Task statement: The records that follow must be printed exactly as they are.

(Extracted material Opens)

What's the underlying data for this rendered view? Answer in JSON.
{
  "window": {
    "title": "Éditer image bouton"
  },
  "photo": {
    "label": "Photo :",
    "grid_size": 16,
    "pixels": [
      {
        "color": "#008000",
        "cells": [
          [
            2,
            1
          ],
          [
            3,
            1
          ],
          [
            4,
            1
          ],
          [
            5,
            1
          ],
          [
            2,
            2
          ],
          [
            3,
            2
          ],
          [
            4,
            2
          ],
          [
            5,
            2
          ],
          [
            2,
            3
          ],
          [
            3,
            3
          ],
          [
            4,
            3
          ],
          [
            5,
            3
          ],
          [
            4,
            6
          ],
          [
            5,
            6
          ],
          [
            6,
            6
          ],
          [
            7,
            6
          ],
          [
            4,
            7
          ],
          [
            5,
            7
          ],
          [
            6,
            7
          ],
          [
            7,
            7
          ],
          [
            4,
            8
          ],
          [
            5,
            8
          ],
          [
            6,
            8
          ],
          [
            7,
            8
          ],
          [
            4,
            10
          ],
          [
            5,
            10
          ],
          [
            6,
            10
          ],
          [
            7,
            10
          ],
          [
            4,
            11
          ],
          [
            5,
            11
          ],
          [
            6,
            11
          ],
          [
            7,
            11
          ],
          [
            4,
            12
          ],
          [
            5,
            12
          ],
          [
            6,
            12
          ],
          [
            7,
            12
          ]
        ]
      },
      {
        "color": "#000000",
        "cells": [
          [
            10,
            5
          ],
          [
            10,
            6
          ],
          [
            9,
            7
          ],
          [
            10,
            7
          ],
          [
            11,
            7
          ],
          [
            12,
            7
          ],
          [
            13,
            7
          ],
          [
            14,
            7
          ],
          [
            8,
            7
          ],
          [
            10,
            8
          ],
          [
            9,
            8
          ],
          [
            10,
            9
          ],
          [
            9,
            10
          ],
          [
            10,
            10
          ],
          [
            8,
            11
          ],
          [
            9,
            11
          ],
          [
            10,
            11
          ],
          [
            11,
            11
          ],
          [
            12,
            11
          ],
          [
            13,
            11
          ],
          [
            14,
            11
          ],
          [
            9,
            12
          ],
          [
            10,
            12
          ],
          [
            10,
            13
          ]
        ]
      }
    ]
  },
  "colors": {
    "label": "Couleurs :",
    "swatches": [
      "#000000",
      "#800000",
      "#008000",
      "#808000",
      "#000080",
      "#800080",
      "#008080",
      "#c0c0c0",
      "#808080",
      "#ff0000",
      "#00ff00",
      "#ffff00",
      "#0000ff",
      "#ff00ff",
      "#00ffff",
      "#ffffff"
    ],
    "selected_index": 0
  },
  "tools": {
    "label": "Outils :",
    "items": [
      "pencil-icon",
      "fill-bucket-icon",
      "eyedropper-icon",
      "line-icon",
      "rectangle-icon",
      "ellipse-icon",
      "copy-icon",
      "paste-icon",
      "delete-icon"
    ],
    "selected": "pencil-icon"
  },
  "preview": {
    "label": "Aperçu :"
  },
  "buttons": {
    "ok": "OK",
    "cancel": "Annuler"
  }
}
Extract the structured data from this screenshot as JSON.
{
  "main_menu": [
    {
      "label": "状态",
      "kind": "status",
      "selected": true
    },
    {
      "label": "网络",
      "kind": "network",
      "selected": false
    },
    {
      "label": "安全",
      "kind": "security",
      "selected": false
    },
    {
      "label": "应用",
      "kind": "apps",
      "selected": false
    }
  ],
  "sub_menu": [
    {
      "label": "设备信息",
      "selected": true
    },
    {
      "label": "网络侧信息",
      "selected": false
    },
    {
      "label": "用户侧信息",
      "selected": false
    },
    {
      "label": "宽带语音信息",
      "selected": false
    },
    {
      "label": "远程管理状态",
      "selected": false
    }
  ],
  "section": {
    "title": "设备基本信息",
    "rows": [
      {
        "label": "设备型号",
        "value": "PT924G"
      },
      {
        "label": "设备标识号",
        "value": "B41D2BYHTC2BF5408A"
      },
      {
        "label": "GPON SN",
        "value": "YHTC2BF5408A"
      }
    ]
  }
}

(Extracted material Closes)

Answer space:
What's the underlying data for this rendered view? Answer in JSON.
{
  "window": {
    "title": "Éditer image bouton"
  },
  "photo": {
    "label": "Photo :",
    "grid_size": 16,
    "pixels": [
      {
        "color": "#008000",
        "cells": [
          [
            2,
            1
          ],
          [
            3,
            1
          ],
          [
            4,
            1
          ],
          [
            5,
            1
          ],
          [
            2,
            2
          ],
          [
            3,
            2
          ],
          [
            4,
            2
          ],
          [
            5,
            2
          ],
          [
            2,
            3
          ],
          [
            3,
            3
          ],
          [
            4,
            3
          ],
          [
            5,
            3
          ],
          [
            4,
            6
          ],
          [
            5,
            6
          ],
          [
            6,
            6
          ],
          [
            7,
            6
          ],
          [
            4,
            7
          ],
          [
            5,
            7
          ],
          [
            6,
            7
          ],
          [
            7,
            7
          ],
          [
            4,
            8
          ],
          [
            5,
            8
          ],
          [
            6,
            8
          ],
          [
            7,
            8
          ],
          [
            4,
            10
          ],
          [
            5,
            10
          ],
          [
            6,
            10
          ],
          [
            7,
            10
          ],
          [
            4,
            11
          ],
          [
            5,
            11
          ],
          [
            6,
            11
          ],
          [
            7,
            11
          ],
          [
            4,
            12
          ],
          [
            5,
            12
          ],
          [
            6,
            12
          ],
          [
            7,
            12
          ]
        ]
      },
      {
        "color": "#000000",
        "cells": [
          [
            10,
            5
          ],
          [
            10,
            6
          ],
          [
            9,
            7
          ],
          [
            10,
            7
          ],
          [
            11,
            7
          ],
          [
            12,
            7
          ],
          [
            13,
            7
          ],
          [
            14,
            7
          ],
          [
            8,
            7
          ],
          [
            10,
            8
          ],
          [
            9,
            8
          ],
          [
            10,
            9
          ],
          [
            9,
            10
          ],
          [
            10,
            10
          ],
          [
            8,
            11
          ],
          [
            9,
            11
          ],
          [
            10,
            11
          ],
          [
            11,
            11
          ],
          [
            12,
            11
          ],
          [
            13,
            11
          ],
          [
            14,
            11
          ],
          [
            9,
            12
          ],
          [
            10,
            12
          ],
          [
            10,
            13
          ]
        ]
      }
    ]
  },
  "colors": {
    "label": "Couleurs :",
    "swatches": [
      "#000000",
      "#800000",
      "#008000",
      "#808000",
      "#000080",
      "#800080",
      "#008080",
      "#c0c0c0",
      "#808080",
      "#ff0000",
      "#00ff00",
      "#ffff00",
      "#0000ff",
      "#ff00ff",
      "#00ffff",
      "#ffffff"
    ],
    "selected_index": 0
  },
  "tools": {
    "label": "Outils :",
    "items": [
      "pencil-icon",
      "fill-bucket-icon",
      "eyedropper-icon",
      "line-icon",
      "rectangle-icon",
      "ellipse-icon",
      "copy-icon",
      "paste-icon",
      "delete-icon"
    ],
    "selected": "pencil-icon"
  },
  "preview": {
    "label": "Aperçu :"
  },
  "buttons": {
    "ok": "OK",
    "cancel": "Annuler"
  }
}
Extract the structured data from this screenshot as JSON.
{
  "main_menu": [
    {
      "label": "状态",
      "kind": "status",
      "selected": true
    },
    {
      "label": "网络",
      "kind": "network",
      "selected": false
    },
    {
      "label": "安全",
      "kind": "security",
      "selected": false
    },
    {
      "label": "应用",
      "kind": "apps",
      "selected": false
    }
  ],
  "sub_menu": [
    {
      "label": "设备信息",
      "selected": true
    },
    {
      "label": "网络侧信息",
      "selected": false
    },
    {
      "label": "用户侧信息",
      "selected": false
    },
    {
      "label": "宽带语音信息",
      "selected": false
    },
    {
      "label": "远程管理状态",
      "selected": false
    }
  ],
  "section": {
    "title": "设备基本信息",
    "rows": [
      {
        "label": "设备型号",
        "value": "PT924G"
      },
      {
        "label": "设备标识号",
        "value": "B41D2BYHTC2BF5408A"
      },
      {
        "label": "GPON SN",
        "value": "YHTC2BF5408A"
      }
    ]
  }
}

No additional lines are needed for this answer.